“I miss my friends. I realised that I am a real people-person: I enjoy being surrounded by people, preferably a wide variety of people.”
- Student Nine
How about a corona buddy?
Our social circle suddenly became a lot smaller in 2020. Evolutionarily speaking, that is bad news for us. “Humans are social creatures. Although we would like to think of ourselves as independent, that is not really the case. We are not physically strong or self-sufficient, so we rely on others out of necessity. We have never been able to walk around on our own in nature, so it is an illusion to think we can do so now,” explains Peter. Single people and those living alone are therefore struggling even more with the social distancing measures, as social scientist Dr Linda Duits (UU) emphasised in the talk show Generation Lockdown. In her plea for the relaxation of social distancing measures for single people, she single-handedly coined the term “corona buddies”. Still, urban sociologist Beate is not a fan of the concept: “A label like that makes a friendship feel like something exclusive, which does not match the principles of friendship.” After all, how do you choose who to include in your bubble?
Luckily, there are plenty of alternatives, although they will never replace the real deal. If you are like me and you sometimes feel alone in these crazy times we are living in, here are five tips from Beate, Anouk and Peter:
- Step out of your comfort zone and take initiative. Send a message, right now, to that one friend you have not spoken to in weeks. Have a chat with the person in front of you in line at the supermarket. Ask someone from your study to stick around after that online class.
- Boost your oxytocin levels yourself. For example, by remembering a nice touch, having a self-care day, receiving a compliment, or listening to beautiful music. If none of this helps, “just eat some dark chocolate”, recommends Peter.

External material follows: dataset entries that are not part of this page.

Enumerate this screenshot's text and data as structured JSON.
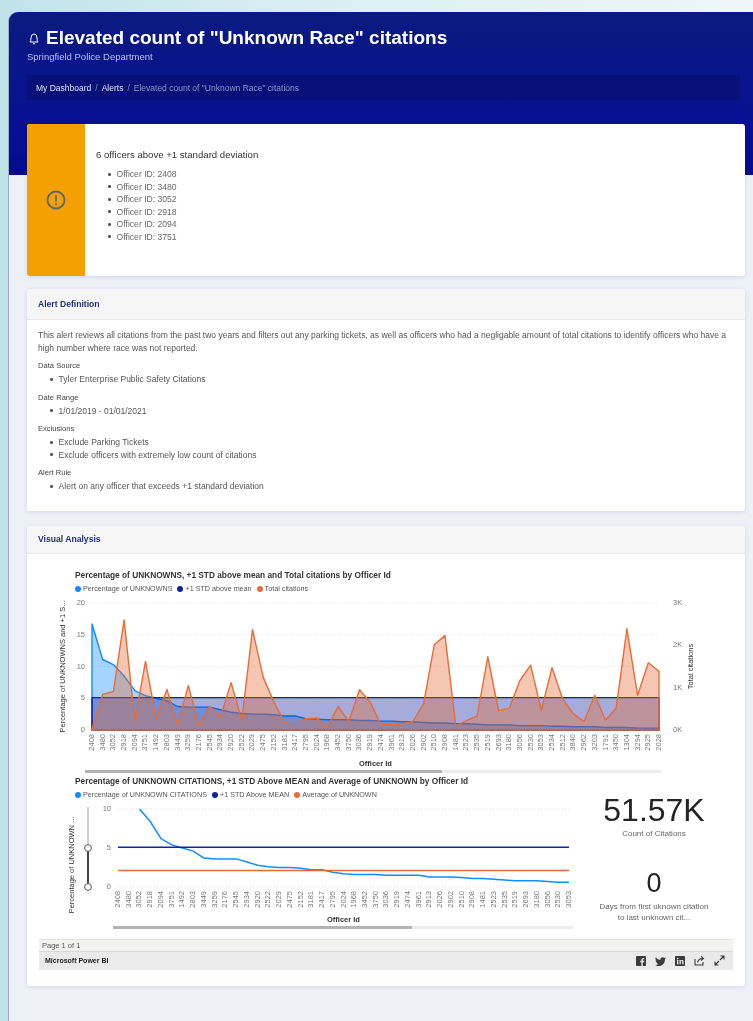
{
  "header": {
    "title": "Elevated count of \"Unknown Race\" citations",
    "subtitle": "Springfield Police Department"
  },
  "breadcrumb": {
    "separator": "/",
    "items": [
      {
        "label": "My Dashboard",
        "current": false
      },
      {
        "label": "Alerts",
        "current": false
      },
      {
        "label": "Elevated count of \"Unknown Race\" citations",
        "current": true
      }
    ]
  },
  "alert": {
    "title": "6 officers above +1 standard deviation",
    "items": [
      "Officer ID: 2408",
      "Officer ID: 3480",
      "Officer ID: 3052",
      "Officer ID: 2918",
      "Officer ID: 2094",
      "Officer ID: 3751"
    ]
  },
  "definition": {
    "heading": "Alert Definition",
    "description": "This alert reviews all citations from the past two years and filters out any parking tickets, as well as officers who had a negligable amount of total citations to identify officers who have a high number where race was not reported.",
    "sections": [
      {
        "label": "Data Source",
        "items": [
          "Tyler Enterprise Public Safety Citations"
        ]
      },
      {
        "label": "Date Range",
        "items": [
          "1/01/2019 - 01/01/2021"
        ]
      },
      {
        "label": "Exclusions",
        "items": [
          "Exclude Parking Tickets",
          "Exclude officers with extremely low count of citations"
        ]
      },
      {
        "label": "Alert Rule",
        "items": [
          "Alert on any officer that exceeds +1 standard deviation"
        ]
      }
    ]
  },
  "visual_analysis": {
    "heading": "Visual Analysis",
    "charts": [
      {
        "chart_data": {
          "type": "area",
          "title": "Percentage of UNKNOWNS, +1 STD above mean and Total citations by Officer Id",
          "xlabel": "Officer Id",
          "ylabel": "Percentage of UNKNOWNS and +1 S...",
          "y2label": "Total citations",
          "ylim": [
            0,
            20
          ],
          "yticks": [
            0,
            5,
            10,
            15,
            20
          ],
          "y2lim": [
            0,
            3000
          ],
          "y2ticks": [
            {
              "value": 0,
              "label": "0K"
            },
            {
              "value": 1000,
              "label": "1K"
            },
            {
              "value": 2000,
              "label": "2K"
            },
            {
              "value": 3000,
              "label": "3K"
            }
          ],
          "stacked": false,
          "legend": true,
          "grid": true,
          "categories": [
            "2408",
            "3480",
            "3052",
            "2918",
            "2094",
            "3751",
            "1492",
            "2803",
            "3449",
            "3259",
            "2176",
            "2545",
            "2934",
            "2920",
            "2522",
            "2029",
            "2475",
            "2152",
            "3181",
            "2417",
            "2795",
            "2024",
            "1968",
            "3452",
            "3750",
            "3036",
            "2919",
            "2474",
            "3961",
            "2913",
            "2026",
            "2902",
            "2510",
            "2908",
            "1481",
            "2523",
            "2535",
            "2519",
            "2693",
            "3180",
            "3056",
            "2530",
            "3053",
            "2534",
            "2512",
            "3840",
            "2962",
            "3203",
            "1791",
            "3450",
            "1304",
            "3294",
            "2925",
            "2028"
          ],
          "series": [
            {
              "name": "Percentage of UNKNOWNS",
              "color": "#118dff",
              "values": [
                16.7,
                11.1,
                10.3,
                8.5,
                6.2,
                5.4,
                5.0,
                4.6,
                3.7,
                3.6,
                3.6,
                3.6,
                3.2,
                2.8,
                2.6,
                2.5,
                2.5,
                2.4,
                2.2,
                2.2,
                1.8,
                1.7,
                1.6,
                1.6,
                1.6,
                1.5,
                1.5,
                1.4,
                1.4,
                1.3,
                1.3,
                1.2,
                1.1,
                1.1,
                1.0,
                1.0,
                0.9,
                0.8,
                0.8,
                0.8,
                0.7,
                0.7,
                0.7,
                0.6,
                0.6,
                0.5,
                0.5,
                0.5,
                0.4,
                0.4,
                0.4,
                0.3,
                0.3,
                0.3
              ]
            },
            {
              "name": "+1 STD above mean",
              "color": "#12239e",
              "values": [
                5.1,
                5.1,
                5.1,
                5.1,
                5.1,
                5.1,
                5.1,
                5.1,
                5.1,
                5.1,
                5.1,
                5.1,
                5.1,
                5.1,
                5.1,
                5.1,
                5.1,
                5.1,
                5.1,
                5.1,
                5.1,
                5.1,
                5.1,
                5.1,
                5.1,
                5.1,
                5.1,
                5.1,
                5.1,
                5.1,
                5.1,
                5.1,
                5.1,
                5.1,
                5.1,
                5.1,
                5.1,
                5.1,
                5.1,
                5.1,
                5.1,
                5.1,
                5.1,
                5.1,
                5.1,
                5.1,
                5.1,
                5.1,
                5.1,
                5.1,
                5.1,
                5.1,
                5.1,
                5.1
              ]
            },
            {
              "name": "Total citations",
              "color": "#e66c37",
              "axis": "y2",
              "values": [
                20,
                840,
                910,
                2600,
                210,
                1620,
                250,
                960,
                120,
                1050,
                100,
                560,
                300,
                1120,
                230,
                2370,
                1250,
                660,
                180,
                140,
                270,
                280,
                60,
                560,
                200,
                950,
                660,
                130,
                130,
                150,
                200,
                620,
                2020,
                2230,
                100,
                220,
                330,
                1730,
                460,
                510,
                1170,
                1530,
                470,
                1470,
                730,
                380,
                200,
                820,
                230,
                520,
                2390,
                820,
                1590,
                1390
              ]
            }
          ]
        }
      },
      {
        "chart_data": {
          "type": "line",
          "title": "Percentage of UNKNOWN CITATIONS, +1 STD Above MEAN and Average of UNKNOWN by Officer Id",
          "xlabel": "Officer Id",
          "ylabel": "Percentage of UNKNOWN ...",
          "ylim": [
            0,
            10
          ],
          "yticks": [
            0,
            5,
            10
          ],
          "legend": true,
          "grid": true,
          "categories": [
            "2408",
            "3480",
            "3052",
            "2918",
            "2094",
            "3751",
            "1492",
            "2803",
            "3449",
            "3259",
            "2176",
            "2545",
            "2934",
            "2920",
            "2522",
            "2029",
            "2475",
            "2152",
            "3181",
            "2417",
            "2795",
            "2024",
            "1968",
            "3452",
            "3750",
            "3036",
            "2919",
            "2474",
            "3961",
            "2913",
            "2026",
            "2902",
            "2510",
            "2908",
            "1481",
            "2523",
            "2535",
            "2519",
            "2693",
            "3180",
            "3056",
            "2530",
            "3053"
          ],
          "series": [
            {
              "name": "Percentage of UNKNOWN CITATIONS",
              "color": "#118dff",
              "values": [
                null,
                null,
                10.0,
                8.4,
                6.2,
                5.4,
                5.0,
                4.6,
                3.7,
                3.6,
                3.6,
                3.6,
                3.2,
                2.8,
                2.6,
                2.5,
                2.5,
                2.4,
                2.2,
                2.2,
                1.9,
                1.7,
                1.6,
                1.6,
                1.6,
                1.5,
                1.5,
                1.5,
                1.5,
                1.3,
                1.3,
                1.3,
                1.2,
                1.1,
                1.1,
                1.0,
                0.9,
                0.8,
                0.8,
                0.8,
                0.7,
                0.6,
                0.6
              ]
            },
            {
              "name": "+1 STD Above MEAN",
              "color": "#12239e",
              "values": [
                5.1,
                5.1,
                5.1,
                5.1,
                5.1,
                5.1,
                5.1,
                5.1,
                5.1,
                5.1,
                5.1,
                5.1,
                5.1,
                5.1,
                5.1,
                5.1,
                5.1,
                5.1,
                5.1,
                5.1,
                5.1,
                5.1,
                5.1,
                5.1,
                5.1,
                5.1,
                5.1,
                5.1,
                5.1,
                5.1,
                5.1,
                5.1,
                5.1,
                5.1,
                5.1,
                5.1,
                5.1,
                5.1,
                5.1,
                5.1,
                5.1,
                5.1,
                5.1
              ]
            },
            {
              "name": "Average of UNKNOWN",
              "color": "#e66c37",
              "values": [
                2.1,
                2.1,
                2.1,
                2.1,
                2.1,
                2.1,
                2.1,
                2.1,
                2.1,
                2.1,
                2.1,
                2.1,
                2.1,
                2.1,
                2.1,
                2.1,
                2.1,
                2.1,
                2.1,
                2.1,
                2.1,
                2.1,
                2.1,
                2.1,
                2.1,
                2.1,
                2.1,
                2.1,
                2.1,
                2.1,
                2.1,
                2.1,
                2.1,
                2.1,
                2.1,
                2.1,
                2.1,
                2.1,
                2.1,
                2.1,
                2.1,
                2.1,
                2.1
              ]
            }
          ]
        }
      }
    ],
    "kpis": [
      {
        "value": "51.57K",
        "label": "Count of Citations"
      },
      {
        "value": "0",
        "label": "Days from first uknown citation to last unknown cit..."
      }
    ],
    "page_indicator": "Page 1 of 1",
    "footer_brand": "Microsoft Power BI"
  }
}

- Borrow a friend’s cat or dog for a week. Having an animal around will do wonders against stress. But “a cat doesn’t talk back, of course”, says Anouk.

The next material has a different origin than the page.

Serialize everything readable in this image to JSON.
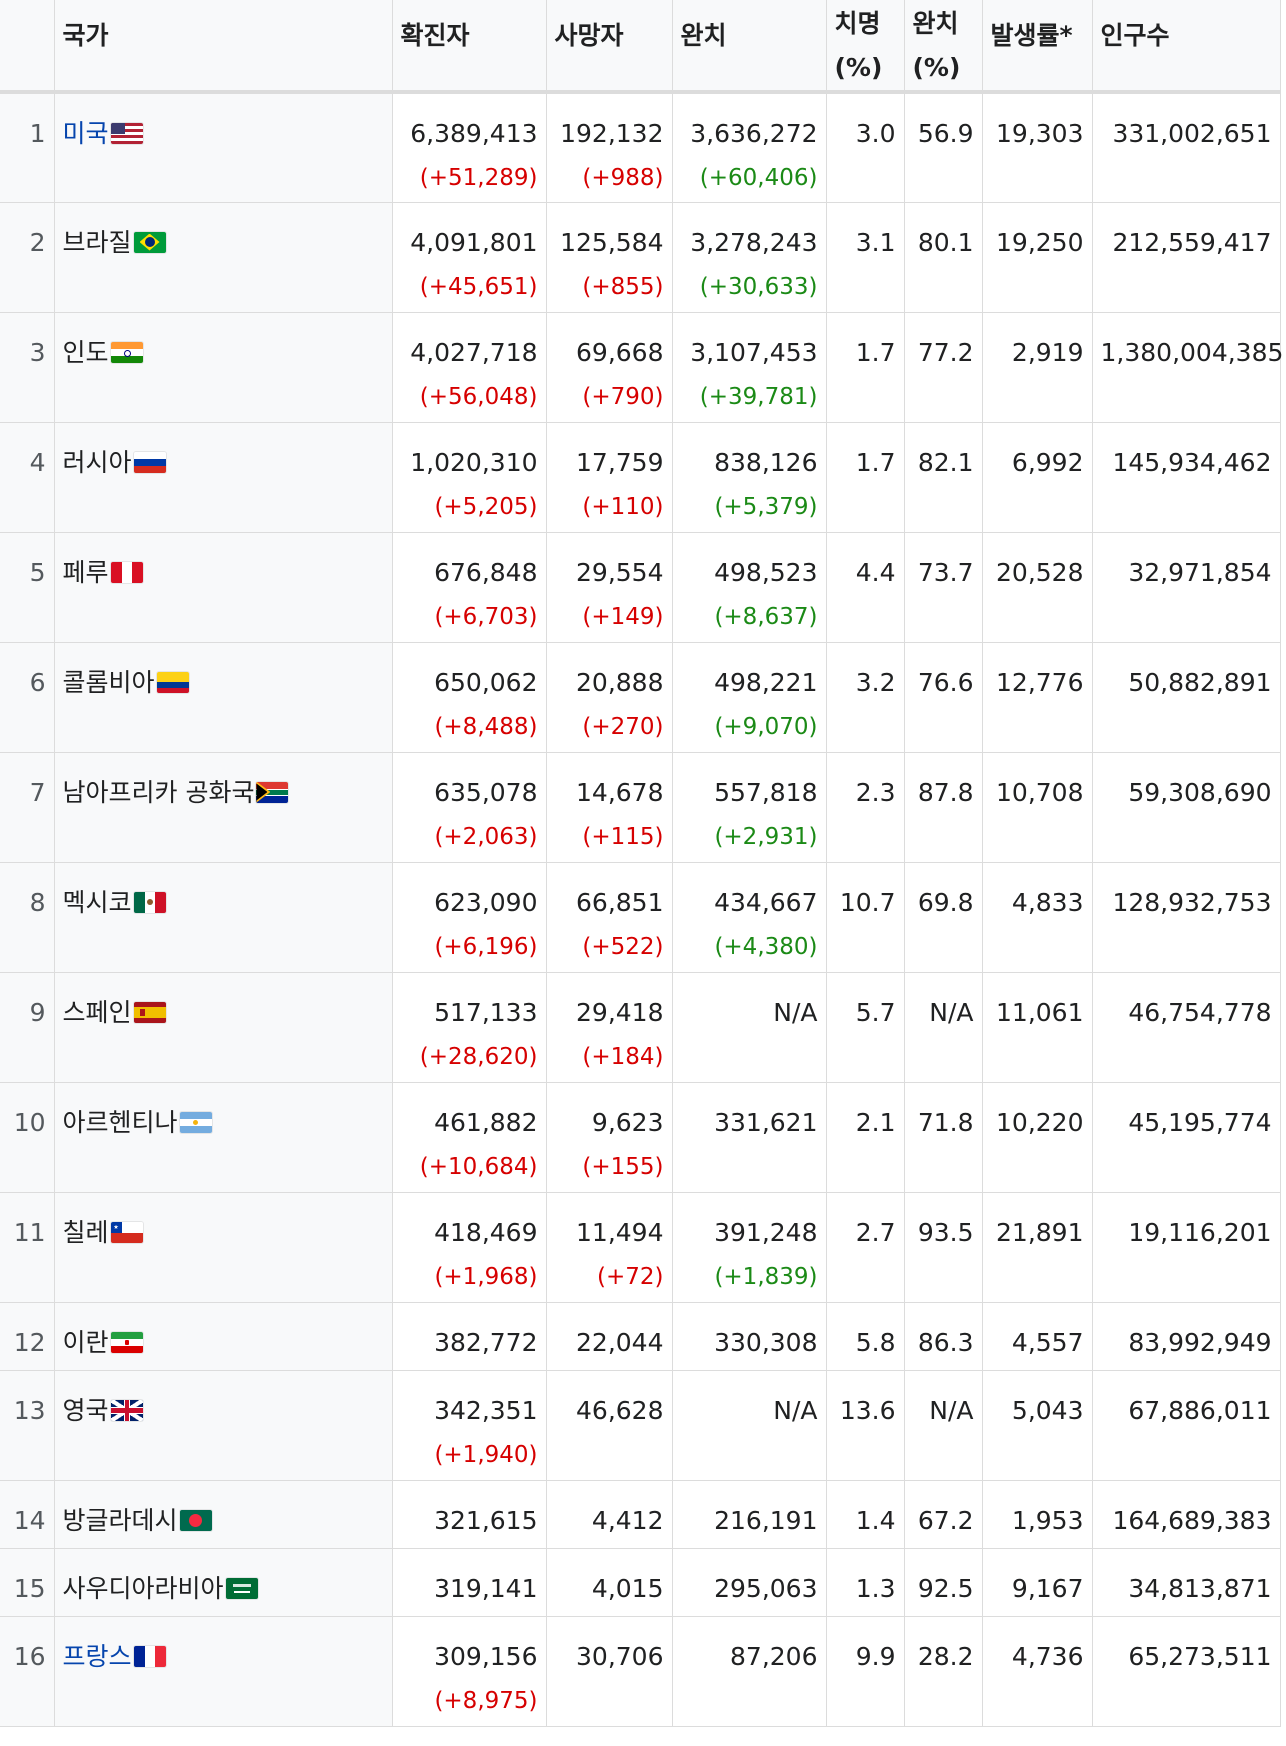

- Find yourself a new hobby or get back to that old hobby you used to have when you were a child (hello, flute!). Beate Volker explains that engaging with a good book or piece of music can be an enriching experience, giving you a boost of energy and inspiration.
- Take this pandemic as an opportunity for some self-reflection. Ask yourself what your needs are in terms of touch and social contact. What did you miss and what not? How will you fit that into your life once the corona measures are lifted?
How is it really going with our students? In this series of five articles, I talk with students and scientists in search of answers, scientific explanations, and useful tips. What impact does the pandemic have on the wellbeing and development of students? How does a lack of touch and intimacy affect you? How do the students like the online classes? And what does the "new normal" look like?